The World Health Organization reports 99% of people living in urban areas are exposed to air quality levels that exceed safe daily limits. That means me, you, and everyone we know are breathing unhealthy levels of fine particulate matter and nitrogen dioxide regularly when doing the most mundane of tasks. Indoor air purifiers are becoming an essential home health appliance, giving us the ability to counteract environmental pollution. But what about those times when you’re out and about? Studio Symbiosis’ solution takes a communal approach with VERTO, a 360-degree, multi-directional air purification system designed to improve air quality while breathing outdoors.
Studio Symbiosis named their tessellated patterned tower of cleaning power concept after the word for ‘to turn’ in Greek and Latin, and indeed the 5.5-meter tall tower was designed utilizing computational fluid dynamics to optimize the purification surface area and maximum the amount of clean air it outputs. By chance, computational models optimized to clean the air also resulted in a subjectively elegant latticed tower architecture, improving the chances of public acceptance.
“Simulation studies were conducted to attain minimum resistance and maximum surface area to achieve this optimum design. An elliptical geometry has been designed as the starting point, as this gave us the minimum resistance. The form was further developed by twisting the form, this twist in geometry channels the wind along the surface of the tower in the z direction, thereby exponentially increasing the surface area.”

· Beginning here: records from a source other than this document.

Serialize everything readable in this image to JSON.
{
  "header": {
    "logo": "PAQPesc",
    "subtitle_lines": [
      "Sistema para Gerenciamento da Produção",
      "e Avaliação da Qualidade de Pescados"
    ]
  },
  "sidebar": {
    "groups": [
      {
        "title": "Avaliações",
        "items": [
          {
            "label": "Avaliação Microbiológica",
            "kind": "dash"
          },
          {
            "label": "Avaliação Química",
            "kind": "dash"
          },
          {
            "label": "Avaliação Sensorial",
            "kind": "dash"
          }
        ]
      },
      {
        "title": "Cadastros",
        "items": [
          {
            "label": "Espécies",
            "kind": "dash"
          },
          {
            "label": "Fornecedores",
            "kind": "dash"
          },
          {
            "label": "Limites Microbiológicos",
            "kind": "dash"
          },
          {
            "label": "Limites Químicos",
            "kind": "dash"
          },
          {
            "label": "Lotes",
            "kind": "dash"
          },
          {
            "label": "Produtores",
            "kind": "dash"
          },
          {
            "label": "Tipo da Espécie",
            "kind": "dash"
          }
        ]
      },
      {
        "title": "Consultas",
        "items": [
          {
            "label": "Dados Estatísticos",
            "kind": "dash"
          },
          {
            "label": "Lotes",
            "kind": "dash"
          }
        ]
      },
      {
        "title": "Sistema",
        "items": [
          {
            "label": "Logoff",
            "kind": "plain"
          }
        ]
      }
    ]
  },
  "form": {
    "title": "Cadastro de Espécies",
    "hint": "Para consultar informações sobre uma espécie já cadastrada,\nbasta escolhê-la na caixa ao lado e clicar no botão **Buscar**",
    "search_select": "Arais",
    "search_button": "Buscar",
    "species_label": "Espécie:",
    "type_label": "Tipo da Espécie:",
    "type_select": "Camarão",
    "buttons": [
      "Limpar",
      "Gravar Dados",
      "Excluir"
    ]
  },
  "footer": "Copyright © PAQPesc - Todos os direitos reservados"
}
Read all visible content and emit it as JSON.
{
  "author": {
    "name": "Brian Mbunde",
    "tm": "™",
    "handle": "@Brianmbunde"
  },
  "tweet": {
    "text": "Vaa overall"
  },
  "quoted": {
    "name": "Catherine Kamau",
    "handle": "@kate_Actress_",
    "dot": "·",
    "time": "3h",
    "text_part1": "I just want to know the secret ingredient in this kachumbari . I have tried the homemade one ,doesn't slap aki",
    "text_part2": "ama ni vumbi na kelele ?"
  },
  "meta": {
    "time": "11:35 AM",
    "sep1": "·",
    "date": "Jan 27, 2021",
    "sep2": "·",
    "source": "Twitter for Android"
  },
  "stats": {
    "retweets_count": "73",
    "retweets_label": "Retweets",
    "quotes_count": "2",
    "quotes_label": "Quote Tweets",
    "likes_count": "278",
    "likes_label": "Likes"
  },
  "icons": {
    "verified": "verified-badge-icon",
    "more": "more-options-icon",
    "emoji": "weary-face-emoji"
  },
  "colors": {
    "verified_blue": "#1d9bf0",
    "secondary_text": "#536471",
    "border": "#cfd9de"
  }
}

Outdoor air filters already exist and serve in limited capacity to improve “outdoor” areas like underground subway stations. But filtering air in the wide open presents a challenging problem compared to that handled by an interior or partially outdoor air purification system. Optimal filtration requires a consistent and strong air exchange through a filtering membrane; inside a sealed room, that flow can be consistently controlled by air speed. But outdoors even a breeze outside can alter air quality dramatically.
VERTO tackles this problem with a 360-degree design to create a difference in temperatures and pressures between the air that comes in and the air coming out, resulting in a loop around the tower that pulls warm air toward the tower. Once pulled into the VERTO, a filtering membrane removes fine airborne particulate with a diameter of 10 microns or less (PM10), down to 2.5 microns or less in diameter (PM2.5) before exhaling the cleansed air.
Just like a decent home air purifier, the VERTO is equipped with a variable fan set to adjust speed and energy use according to air pollution levels. The fine filter membrane is partially recyclable, requiring a replacement every six to nine months.
Taking a page from the IKEA playbook, VERTO’s glass fiber reinforced concrete panels are designed to be shipped in flat pack form for eventual modular assembly on-site.
Studio Symbiosis is far from going it alone in their pursuit to bring outdoor air filtration to the masses, especially in countries like India where well over a million deaths every year are attributed to poor air quality. China constructed the world’s largest air purifier to help reduce smog levels at a scale that dwarfs VERTO. Similar to VERTO, Dutch designer Daan Roosegaarde designed the Smog Free Tower [shown below] after living in both China and India.
While laudable, common sense dictates corporations and countries alike would be best advised to invest in reducing pollution sources before installing outdoor air filtration devices on every corner, noting an ounce of prevention is worth a pound of cure.